State Supt. Disputes Mass Exodus of Teachers
The Teachers’ Retirement System of Louisiana reported earlier this month that the number of its members retiring from jobs in K-12 education jumped by more than 25 percent last year. The spike came after the legislature passed changes to the way teachers are evaluated, compensated and awarded tenure.
The retirement system’s figures include people retiring from food service, and other non-classroom jobs. And State Superintendent John White says the figures are misleading.
He says the number of teachers leaving the classroom for any reason – including promotion to administrative positions – has in fact remained steady at around 12 percent over the past three years.
Under the new evaluation system being rolled out statewide, teachers’ pay and whether they get tenure will be based largely on assessments of their students.
Some administrators have said those changes are making it harder to get and keep qualified teachers.
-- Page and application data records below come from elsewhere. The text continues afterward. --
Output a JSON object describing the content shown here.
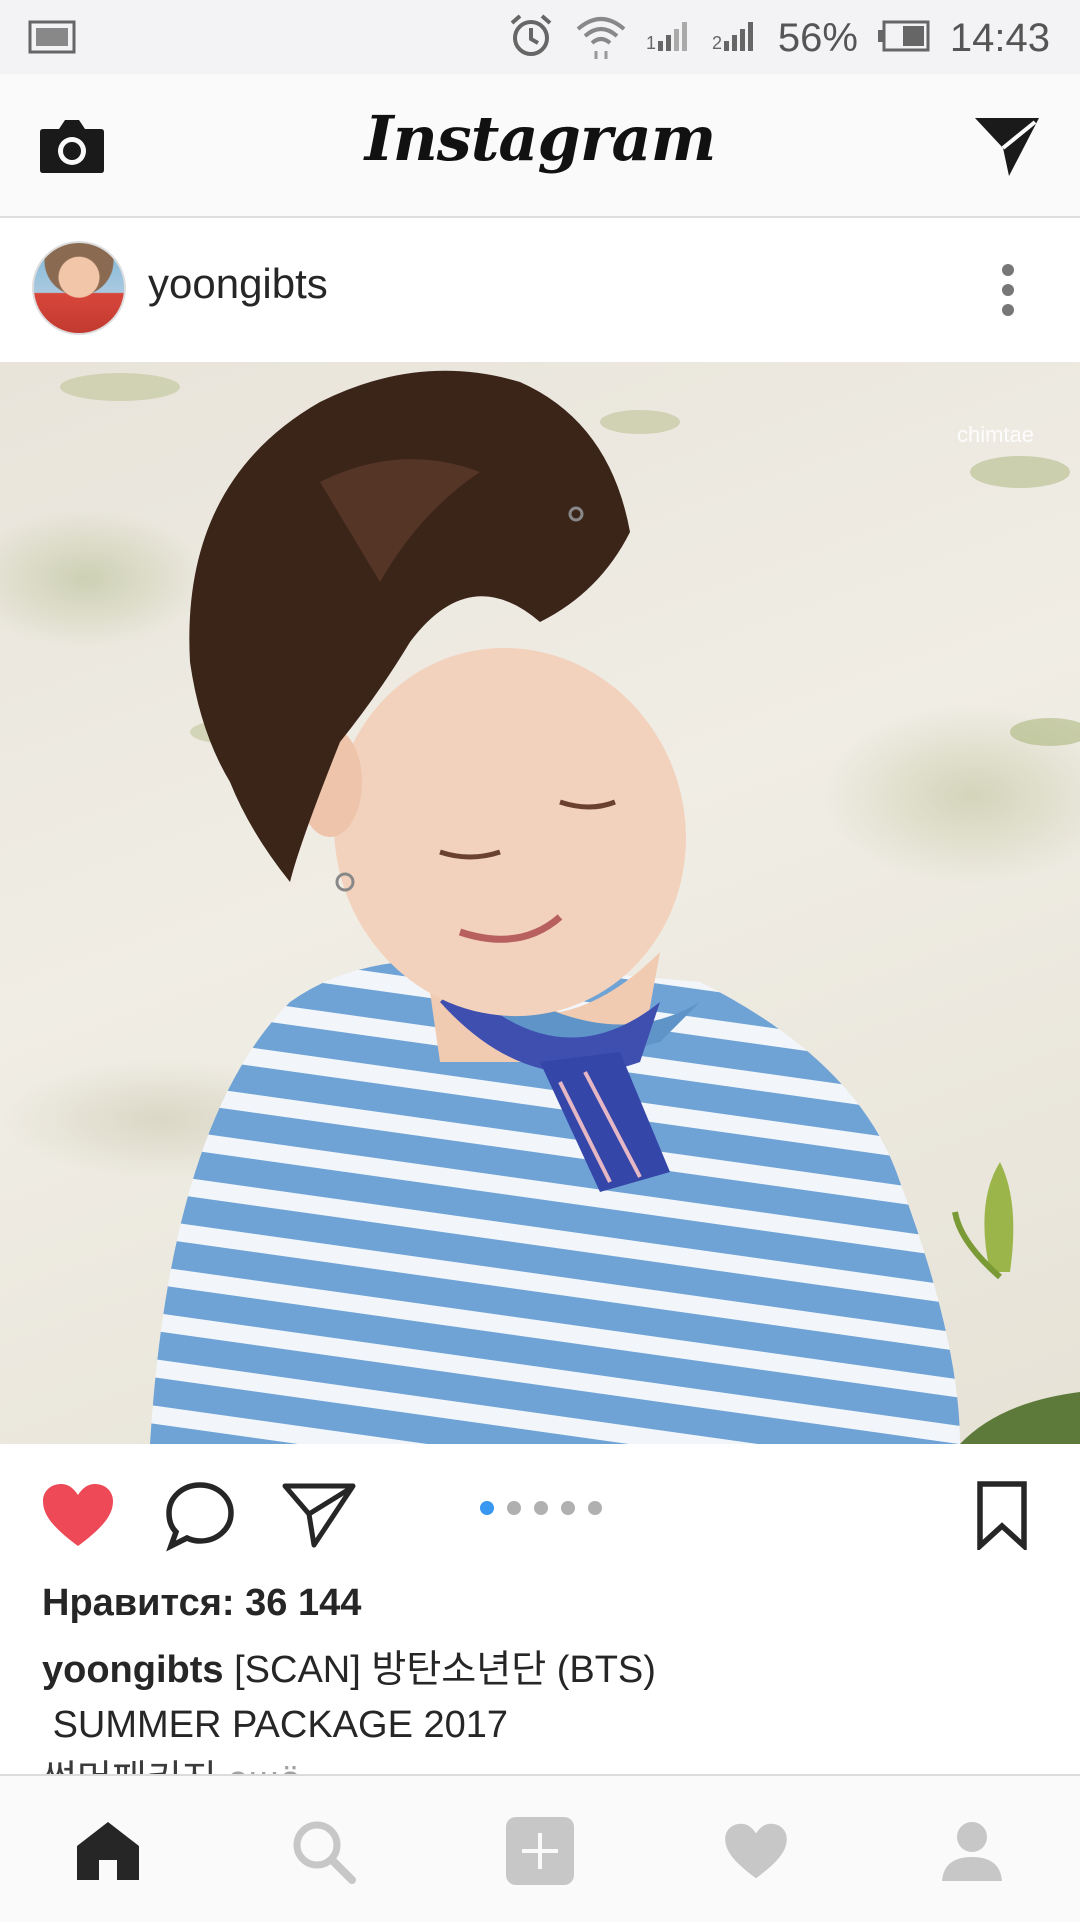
{
  "status_bar": {
    "battery_percent": "56%",
    "time": "14:43",
    "icons": [
      "screenshot-icon",
      "alarm-icon",
      "wifi-icon",
      "signal-1-icon",
      "signal-2-icon",
      "battery-icon"
    ]
  },
  "app_bar": {
    "title": "Instagram",
    "left_icon": "camera-icon",
    "right_icon": "direct-message-icon"
  },
  "post": {
    "username": "yoongibts",
    "watermark": "chimtae",
    "carousel": {
      "count": 5,
      "active_index": 0
    },
    "likes": "Нравится: 36 144",
    "caption": {
      "username": "yoongibts",
      "line1": "[SCAN] 방탄소년단 (BTS)",
      "line2": "SUMMER PACKAGE 2017",
      "line3": "썸머패키지",
      "more": "ещё"
    }
  },
  "colors": {
    "like_red": "#ed4956",
    "carousel_active": "#3897f0",
    "text": "#262626"
  },
  "bottom_nav": [
    "home-icon",
    "search-icon",
    "add-post-icon",
    "activity-heart-icon",
    "profile-icon"
  ]
}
White disputes that too.
“Now that we have a good evaluation system, we’re going to be able to identify our highest performers, reward them, retain them, and promote them even better than we have in the past," White said on a media call Monday.
Louisiana began rating teachers in core subjects like reading and math in 2010. Of the teachers from that group who have stayed in their jobs, the state’s data shows more than twice as many were rated highly effective than rated ineffective.